EXTRACTED RECORDS:
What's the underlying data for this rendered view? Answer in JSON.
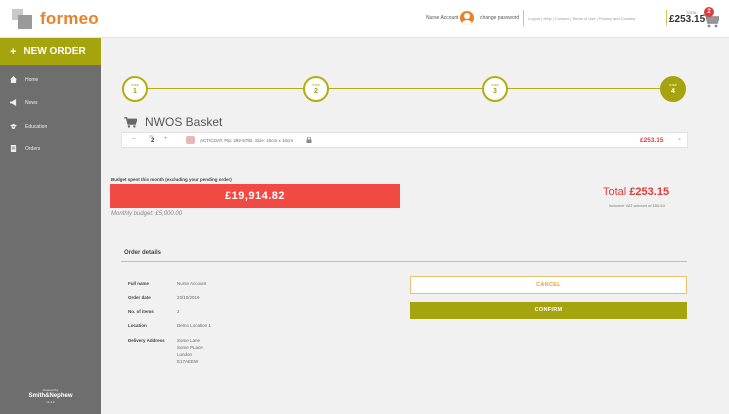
{
  "brand": {
    "name": "formeo"
  },
  "header": {
    "account_name": "Nurse Account",
    "change_password": "change password",
    "links": "Logout  |  Help  |  Contact  |  Terms of Use  |  Privacy and Cookies",
    "total_label": "TOTAL",
    "total_value": "£253.15",
    "cart_count": "2"
  },
  "sidebar": {
    "new_order": "NEW ORDER",
    "items": [
      {
        "label": "Home",
        "icon": "home-icon"
      },
      {
        "label": "News",
        "icon": "megaphone-icon"
      },
      {
        "label": "Education",
        "icon": "graduation-cap-icon"
      },
      {
        "label": "Orders",
        "icon": "document-icon"
      }
    ],
    "powered_by": "Powered by",
    "partner": "Smith&Nephew",
    "version": "v1.4.3"
  },
  "stepper": {
    "steps": [
      {
        "label": "STEP",
        "num": "1"
      },
      {
        "label": "STEP",
        "num": "2"
      },
      {
        "label": "STEP",
        "num": "3"
      },
      {
        "label": "STEP",
        "num": "4"
      }
    ],
    "active_step": 4
  },
  "basket": {
    "title": "NWOS Basket",
    "qty_label": "Qty",
    "qty_value": "2",
    "product": "ACTICOAT, Pip: 292-5782, Size: 10cm x 10cm",
    "price": "£253.15"
  },
  "budget": {
    "label": "Budget spent this month (excluding your pending order)",
    "spent": "£19,914.82",
    "monthly": "Monthly budget: £5,000.00",
    "total_prefix": "Total",
    "total_value": "£253.15",
    "vat": "inclusive VAT amount of £50.63"
  },
  "order": {
    "heading": "Order details",
    "rows": [
      {
        "key": "Full name",
        "value": "Nurse Account"
      },
      {
        "key": "Order date",
        "value": "23/10/2019"
      },
      {
        "key": "No. of items",
        "value": "2"
      },
      {
        "key": "Location",
        "value": "Demo Location 1"
      }
    ],
    "delivery_key": "Delivery Address",
    "delivery_lines": [
      "Some Lane",
      "Some PLace",
      "London",
      "E17AEEW"
    ]
  },
  "actions": {
    "cancel": "CANCEL",
    "confirm": "CONFIRM"
  },
  "colors": {
    "accent": "#a6a40e",
    "brand": "#e8832a",
    "alert": "#f04a43",
    "sidebar": "#6e6e6e"
  }
}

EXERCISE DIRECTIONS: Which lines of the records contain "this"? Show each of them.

TASK OUTPUT:
What's the underlying data for this rendered view? Answer in JSON.
    "label": "Budget spent this month (excluding your pending order)",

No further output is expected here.